▸ **Exercise**
Only one number is wanted here: how many lines of the data hold "textureTarget".
• • • •
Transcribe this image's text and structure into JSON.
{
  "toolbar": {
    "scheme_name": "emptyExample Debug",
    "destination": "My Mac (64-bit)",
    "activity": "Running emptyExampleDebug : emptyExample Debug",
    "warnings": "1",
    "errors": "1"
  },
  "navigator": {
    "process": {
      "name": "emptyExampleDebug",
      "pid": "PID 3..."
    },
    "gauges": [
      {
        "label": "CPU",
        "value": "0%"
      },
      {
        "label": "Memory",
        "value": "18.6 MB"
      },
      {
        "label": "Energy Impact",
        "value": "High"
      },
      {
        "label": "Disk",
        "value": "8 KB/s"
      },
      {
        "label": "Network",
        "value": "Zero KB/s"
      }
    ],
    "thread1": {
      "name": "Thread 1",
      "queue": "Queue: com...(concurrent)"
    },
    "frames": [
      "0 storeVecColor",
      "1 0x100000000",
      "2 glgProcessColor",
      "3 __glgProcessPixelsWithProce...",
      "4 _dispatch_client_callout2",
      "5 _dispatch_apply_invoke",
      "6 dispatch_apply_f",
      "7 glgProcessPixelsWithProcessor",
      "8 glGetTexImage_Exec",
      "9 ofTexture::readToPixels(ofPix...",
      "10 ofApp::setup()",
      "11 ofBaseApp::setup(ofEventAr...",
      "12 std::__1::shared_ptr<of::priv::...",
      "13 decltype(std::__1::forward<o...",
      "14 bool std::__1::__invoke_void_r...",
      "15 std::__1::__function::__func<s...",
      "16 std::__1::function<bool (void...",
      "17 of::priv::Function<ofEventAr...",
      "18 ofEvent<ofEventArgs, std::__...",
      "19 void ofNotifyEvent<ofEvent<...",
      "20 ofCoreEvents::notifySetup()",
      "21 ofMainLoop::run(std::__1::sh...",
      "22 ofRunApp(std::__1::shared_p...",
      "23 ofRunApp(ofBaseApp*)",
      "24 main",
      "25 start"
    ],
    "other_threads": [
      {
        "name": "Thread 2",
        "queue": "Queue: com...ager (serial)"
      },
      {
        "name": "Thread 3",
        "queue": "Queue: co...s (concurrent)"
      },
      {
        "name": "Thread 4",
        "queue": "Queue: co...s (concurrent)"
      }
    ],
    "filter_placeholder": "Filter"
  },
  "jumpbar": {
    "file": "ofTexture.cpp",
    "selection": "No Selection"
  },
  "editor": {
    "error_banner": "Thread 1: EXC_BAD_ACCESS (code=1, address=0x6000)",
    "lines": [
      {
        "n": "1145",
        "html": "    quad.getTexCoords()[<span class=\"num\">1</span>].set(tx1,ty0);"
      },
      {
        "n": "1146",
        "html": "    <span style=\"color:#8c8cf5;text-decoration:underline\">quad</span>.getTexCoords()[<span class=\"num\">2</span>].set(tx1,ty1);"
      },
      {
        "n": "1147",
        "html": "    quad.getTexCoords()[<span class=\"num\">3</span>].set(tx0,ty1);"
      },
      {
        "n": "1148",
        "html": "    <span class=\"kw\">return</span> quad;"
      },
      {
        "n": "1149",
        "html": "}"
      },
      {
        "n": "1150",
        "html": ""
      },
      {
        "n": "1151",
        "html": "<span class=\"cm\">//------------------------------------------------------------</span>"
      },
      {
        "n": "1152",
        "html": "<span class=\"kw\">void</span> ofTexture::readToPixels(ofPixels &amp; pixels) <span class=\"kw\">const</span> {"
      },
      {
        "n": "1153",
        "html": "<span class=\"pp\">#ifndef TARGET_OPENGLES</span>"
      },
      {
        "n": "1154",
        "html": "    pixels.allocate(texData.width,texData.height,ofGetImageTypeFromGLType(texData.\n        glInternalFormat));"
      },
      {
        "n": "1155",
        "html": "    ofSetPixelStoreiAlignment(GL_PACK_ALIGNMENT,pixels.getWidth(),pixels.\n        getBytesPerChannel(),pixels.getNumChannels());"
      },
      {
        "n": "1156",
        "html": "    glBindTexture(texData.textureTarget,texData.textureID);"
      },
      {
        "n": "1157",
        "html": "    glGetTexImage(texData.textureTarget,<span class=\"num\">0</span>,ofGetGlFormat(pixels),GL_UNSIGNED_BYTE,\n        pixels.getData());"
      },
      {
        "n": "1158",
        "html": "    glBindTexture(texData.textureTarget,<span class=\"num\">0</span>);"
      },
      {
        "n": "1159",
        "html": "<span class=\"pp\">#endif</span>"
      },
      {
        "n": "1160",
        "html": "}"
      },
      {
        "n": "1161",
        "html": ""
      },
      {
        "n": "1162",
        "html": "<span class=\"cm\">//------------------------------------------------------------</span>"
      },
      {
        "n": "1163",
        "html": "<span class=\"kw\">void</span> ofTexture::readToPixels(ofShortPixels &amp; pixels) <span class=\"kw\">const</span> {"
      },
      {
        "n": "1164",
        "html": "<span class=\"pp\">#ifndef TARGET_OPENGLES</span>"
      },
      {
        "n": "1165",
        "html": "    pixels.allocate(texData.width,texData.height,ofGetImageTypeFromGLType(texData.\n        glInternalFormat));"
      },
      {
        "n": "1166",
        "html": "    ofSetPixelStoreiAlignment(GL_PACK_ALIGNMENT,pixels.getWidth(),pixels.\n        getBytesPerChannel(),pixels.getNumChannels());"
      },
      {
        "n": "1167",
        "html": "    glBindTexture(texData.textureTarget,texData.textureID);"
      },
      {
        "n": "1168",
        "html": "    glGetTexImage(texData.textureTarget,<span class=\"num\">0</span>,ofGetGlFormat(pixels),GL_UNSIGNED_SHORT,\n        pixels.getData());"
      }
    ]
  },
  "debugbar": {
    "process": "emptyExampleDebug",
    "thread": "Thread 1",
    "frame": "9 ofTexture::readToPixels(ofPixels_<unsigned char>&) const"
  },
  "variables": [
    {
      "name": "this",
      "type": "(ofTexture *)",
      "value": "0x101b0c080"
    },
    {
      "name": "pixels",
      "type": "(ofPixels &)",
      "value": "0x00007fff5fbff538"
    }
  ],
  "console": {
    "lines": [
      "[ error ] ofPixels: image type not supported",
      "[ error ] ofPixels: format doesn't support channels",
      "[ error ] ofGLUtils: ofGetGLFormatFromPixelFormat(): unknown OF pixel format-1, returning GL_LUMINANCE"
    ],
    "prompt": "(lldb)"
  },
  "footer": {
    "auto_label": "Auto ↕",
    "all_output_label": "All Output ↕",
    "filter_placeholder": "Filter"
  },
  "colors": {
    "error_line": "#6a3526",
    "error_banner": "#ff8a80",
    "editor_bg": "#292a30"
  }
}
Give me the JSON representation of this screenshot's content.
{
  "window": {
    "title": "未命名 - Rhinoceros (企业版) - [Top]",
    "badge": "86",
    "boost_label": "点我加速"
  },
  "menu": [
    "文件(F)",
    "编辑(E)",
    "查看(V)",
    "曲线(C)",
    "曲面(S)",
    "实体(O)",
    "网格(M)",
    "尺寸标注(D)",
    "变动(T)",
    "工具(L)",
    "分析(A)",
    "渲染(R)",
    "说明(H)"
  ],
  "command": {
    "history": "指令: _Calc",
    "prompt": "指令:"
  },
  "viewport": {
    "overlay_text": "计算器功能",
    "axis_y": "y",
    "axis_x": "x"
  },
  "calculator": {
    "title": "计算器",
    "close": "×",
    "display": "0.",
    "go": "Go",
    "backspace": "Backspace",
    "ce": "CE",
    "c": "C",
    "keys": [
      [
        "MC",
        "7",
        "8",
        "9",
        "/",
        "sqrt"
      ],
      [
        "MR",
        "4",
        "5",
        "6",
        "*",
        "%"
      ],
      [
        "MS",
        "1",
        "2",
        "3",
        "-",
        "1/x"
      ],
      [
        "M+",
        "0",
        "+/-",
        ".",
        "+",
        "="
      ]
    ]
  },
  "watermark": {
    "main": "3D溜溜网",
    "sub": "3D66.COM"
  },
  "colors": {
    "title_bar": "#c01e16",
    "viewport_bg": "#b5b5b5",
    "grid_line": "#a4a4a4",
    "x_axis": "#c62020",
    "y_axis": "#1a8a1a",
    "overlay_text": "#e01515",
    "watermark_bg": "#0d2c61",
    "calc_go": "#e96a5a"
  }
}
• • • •
▸ **Result of this task**
5